INFORMATION PROVIDED
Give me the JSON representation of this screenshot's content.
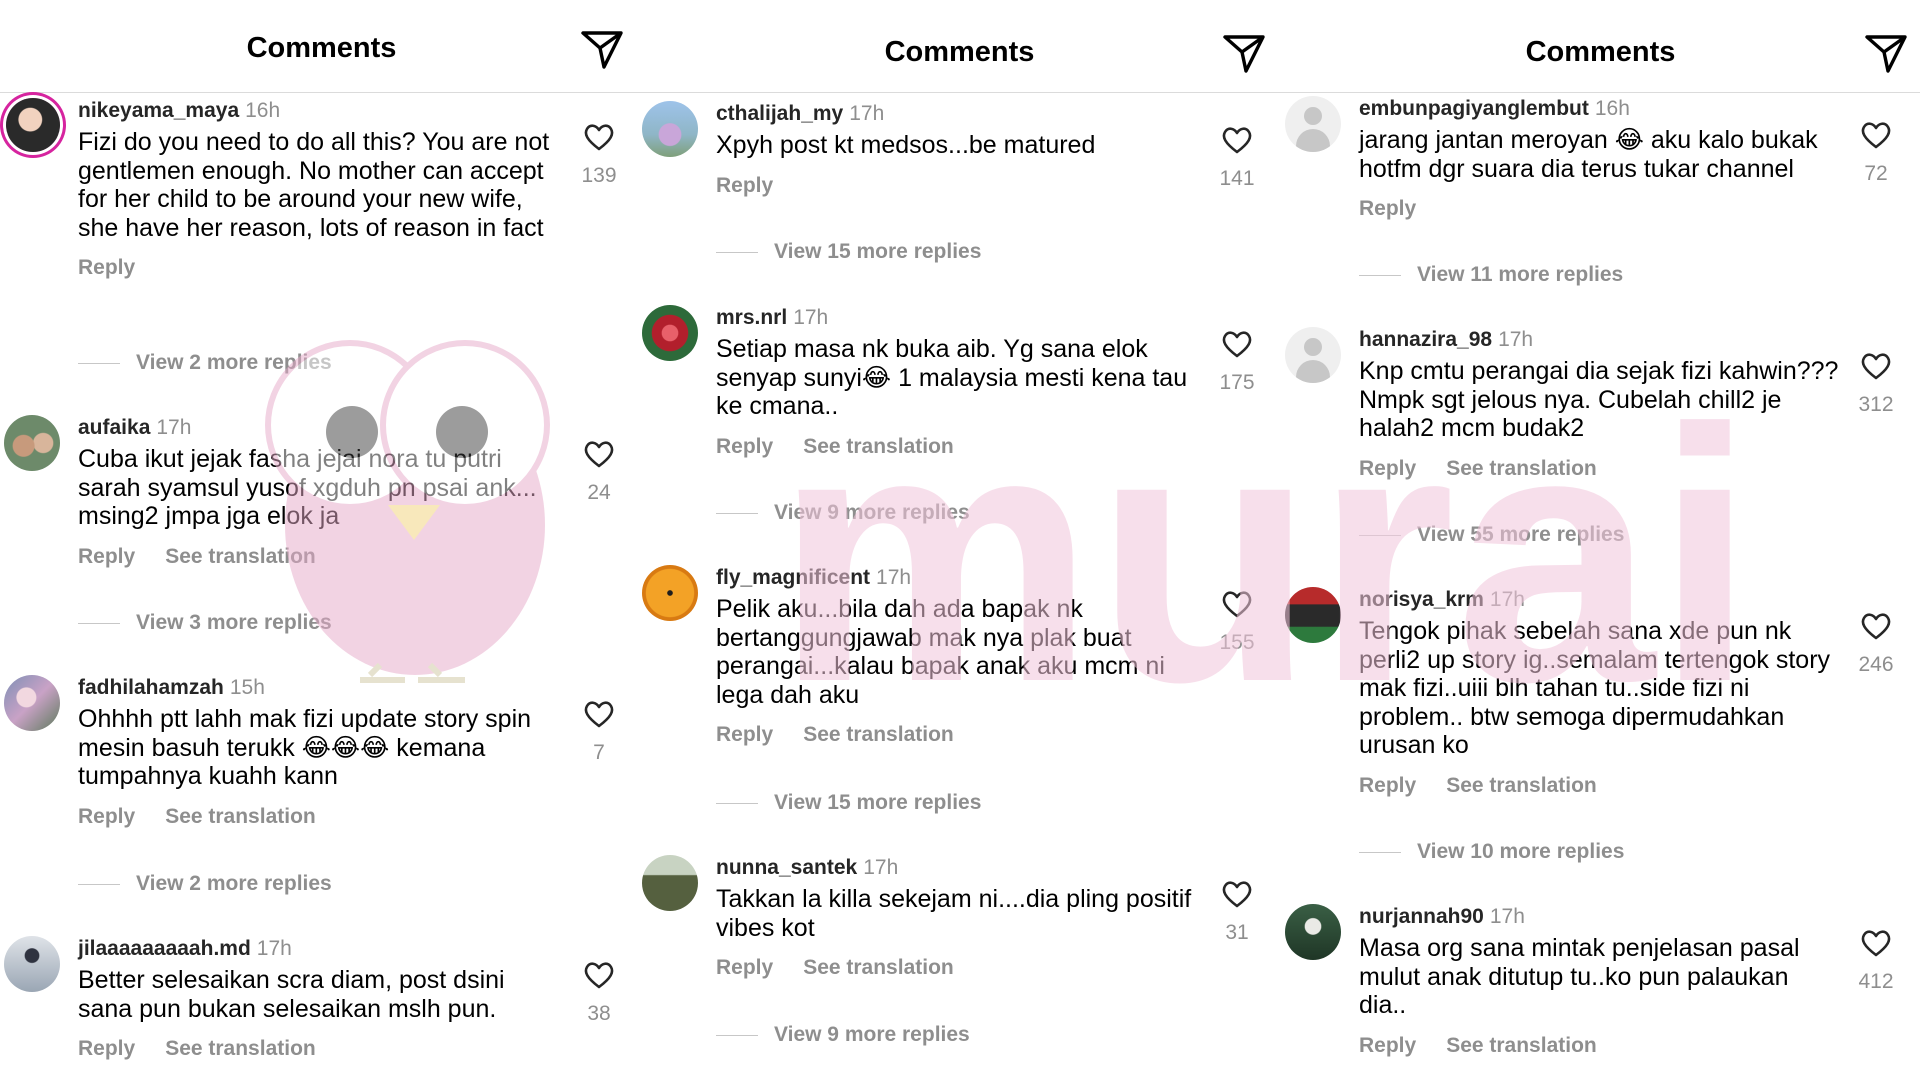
{
  "panels": [
    {
      "title": "Comments",
      "comments": [
        {
          "user": "nikeyama_maya",
          "time": "16h",
          "text": "Fizi do you need to do all this? You are not gentlemen enough. No mother can accept for her child to be around your new wife, she have her reason, lots of reason in fact",
          "likes": "139",
          "reply": "Reply",
          "translate": "",
          "more": "View 2 more replies"
        },
        {
          "user": "aufaika",
          "time": "17h",
          "text": "Cuba ikut jejak fasha jejai nora tu putri sarah syamsul yusof xgduh pn psai ank... msing2 jmpa jga elok ja",
          "likes": "24",
          "reply": "Reply",
          "translate": "See translation",
          "more": "View 3 more replies"
        },
        {
          "user": "fadhilahamzah",
          "time": "15h",
          "text": "Ohhhh ptt lahh mak fizi update story spin mesin basuh terukk 😂😂😂 kemana tumpahnya kuahh kann",
          "likes": "7",
          "reply": "Reply",
          "translate": "See translation",
          "more": "View 2 more replies"
        },
        {
          "user": "jilaaaaaaaaah.md",
          "time": "17h",
          "text": "Better selesaikan scra diam, post dsini sana pun bukan selesaikan mslh pun.",
          "likes": "38",
          "reply": "Reply",
          "translate": "See translation",
          "more": ""
        }
      ]
    },
    {
      "title": "Comments",
      "comments": [
        {
          "user": "cthalijah_my",
          "time": "17h",
          "text": "Xpyh post kt medsos...be matured",
          "likes": "141",
          "reply": "Reply",
          "translate": "",
          "more": "View 15 more replies"
        },
        {
          "user": "mrs.nrl",
          "time": "17h",
          "text": "Setiap masa nk buka aib. Yg sana elok senyap sunyi😂 1 malaysia mesti kena tau ke cmana..",
          "likes": "175",
          "reply": "Reply",
          "translate": "See translation",
          "more": "View 9 more replies"
        },
        {
          "user": "fly_magnificent",
          "time": "17h",
          "text": "Pelik aku...bila dah ada bapak nk bertanggungjawab mak nya plak buat perangai...kalau bapak anak aku mcm ni lega dah aku",
          "likes": "155",
          "reply": "Reply",
          "translate": "See translation",
          "more": "View 15 more replies"
        },
        {
          "user": "nunna_santek",
          "time": "17h",
          "text": "Takkan la killa sekejam ni....dia pling positif vibes kot",
          "likes": "31",
          "reply": "Reply",
          "translate": "See translation",
          "more": "View 9 more replies"
        }
      ]
    },
    {
      "title": "Comments",
      "comments": [
        {
          "user": "embunpagiyanglembut",
          "time": "16h",
          "text": "jarang jantan meroyan 😂 aku kalo bukak hotfm dgr suara dia terus tukar channel",
          "likes": "72",
          "reply": "Reply",
          "translate": "",
          "more": "View 11 more replies"
        },
        {
          "user": "hannazira_98",
          "time": "17h",
          "text": "Knp cmtu perangai dia sejak fizi kahwin??? Nmpk sgt jelous nya. Cubelah chill2 je halah2 mcm budak2",
          "likes": "312",
          "reply": "Reply",
          "translate": "See translation",
          "more": "View 55 more replies"
        },
        {
          "user": "norisya_krm",
          "time": "17h",
          "text": "Tengok pihak sebelah sana xde pun nk perli2 up story ig..semalam tertengok story mak fizi..uiii blh tahan tu..side fizi ni problem.. btw semoga dipermudahkan urusan ko",
          "likes": "246",
          "reply": "Reply",
          "translate": "See translation",
          "more": "View 10 more replies"
        },
        {
          "user": "nurjannah90",
          "time": "17h",
          "text": "Masa org sana mintak penjelasan pasal mulut anak ditutup tu..ko pun palaukan dia..",
          "likes": "412",
          "reply": "Reply",
          "translate": "See translation",
          "more": ""
        }
      ]
    }
  ],
  "watermark": "murai",
  "icons": {
    "send": "paper-plane-icon",
    "like": "heart-icon"
  },
  "colors": {
    "secondary_text": "#8e8e8e",
    "divider": "#dbdbdb",
    "watermark": "#f2c6db"
  }
}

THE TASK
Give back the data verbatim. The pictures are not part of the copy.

TASK OUTPUT
Give me the JSON representation of this screenshot's content.
{
  "panels": [
    {
      "title": "Comments",
      "comments": [
        {
          "user": "nikeyama_maya",
          "time": "16h",
          "text": "Fizi do you need to do all this? You are not gentlemen enough. No mother can accept for her child to be around your new wife, she have her reason, lots of reason in fact",
          "likes": "139",
          "reply": "Reply",
          "translate": "",
          "more": "View 2 more replies"
        },
        {
          "user": "aufaika",
          "time": "17h",
          "text": "Cuba ikut jejak fasha jejai nora tu putri sarah syamsul yusof xgduh pn psai ank... msing2 jmpa jga elok ja",
          "likes": "24",
          "reply": "Reply",
          "translate": "See translation",
          "more": "View 3 more replies"
        },
        {
          "user": "fadhilahamzah",
          "time": "15h",
          "text": "Ohhhh ptt lahh mak fizi update story spin mesin basuh terukk 😂😂😂 kemana tumpahnya kuahh kann",
          "likes": "7",
          "reply": "Reply",
          "translate": "See translation",
          "more": "View 2 more replies"
        },
        {
          "user": "jilaaaaaaaaah.md",
          "time": "17h",
          "text": "Better selesaikan scra diam, post dsini sana pun bukan selesaikan mslh pun.",
          "likes": "38",
          "reply": "Reply",
          "translate": "See translation",
          "more": ""
        }
      ]
    },
    {
      "title": "Comments",
      "comments": [
        {
          "user": "cthalijah_my",
          "time": "17h",
          "text": "Xpyh post kt medsos...be matured",
          "likes": "141",
          "reply": "Reply",
          "translate": "",
          "more": "View 15 more replies"
        },
        {
          "user": "mrs.nrl",
          "time": "17h",
          "text": "Setiap masa nk buka aib. Yg sana elok senyap sunyi😂 1 malaysia mesti kena tau ke cmana..",
          "likes": "175",
          "reply": "Reply",
          "translate": "See translation",
          "more": "View 9 more replies"
        },
        {
          "user": "fly_magnificent",
          "time": "17h",
          "text": "Pelik aku...bila dah ada bapak nk bertanggungjawab mak nya plak buat perangai...kalau bapak anak aku mcm ni lega dah aku",
          "likes": "155",
          "reply": "Reply",
          "translate": "See translation",
          "more": "View 15 more replies"
        },
        {
          "user": "nunna_santek",
          "time": "17h",
          "text": "Takkan la killa sekejam ni....dia pling positif vibes kot",
          "likes": "31",
          "reply": "Reply",
          "translate": "See translation",
          "more": "View 9 more replies"
        }
      ]
    },
    {
      "title": "Comments",
      "comments": [
        {
          "user": "embunpagiyanglembut",
          "time": "16h",
          "text": "jarang jantan meroyan 😂 aku kalo bukak hotfm dgr suara dia terus tukar channel",
          "likes": "72",
          "reply": "Reply",
          "translate": "",
          "more": "View 11 more replies"
        },
        {
          "user": "hannazira_98",
          "time": "17h",
          "text": "Knp cmtu perangai dia sejak fizi kahwin??? Nmpk sgt jelous nya. Cubelah chill2 je halah2 mcm budak2",
          "likes": "312",
          "reply": "Reply",
          "translate": "See translation",
          "more": "View 55 more replies"
        },
        {
          "user": "norisya_krm",
          "time": "17h",
          "text": "Tengok pihak sebelah sana xde pun nk perli2 up story ig..semalam tertengok story mak fizi..uiii blh tahan tu..side fizi ni problem.. btw semoga dipermudahkan urusan ko",
          "likes": "246",
          "reply": "Reply",
          "translate": "See translation",
          "more": "View 10 more replies"
        },
        {
          "user": "nurjannah90",
          "time": "17h",
          "text": "Masa org sana mintak penjelasan pasal mulut anak ditutup tu..ko pun palaukan dia..",
          "likes": "412",
          "reply": "Reply",
          "translate": "See translation",
          "more": ""
        }
      ]
    }
  ],
  "watermark": "murai",
  "icons": {
    "send": "paper-plane-icon",
    "like": "heart-icon"
  },
  "colors": {
    "secondary_text": "#8e8e8e",
    "divider": "#dbdbdb",
    "watermark": "#f2c6db"
  }
}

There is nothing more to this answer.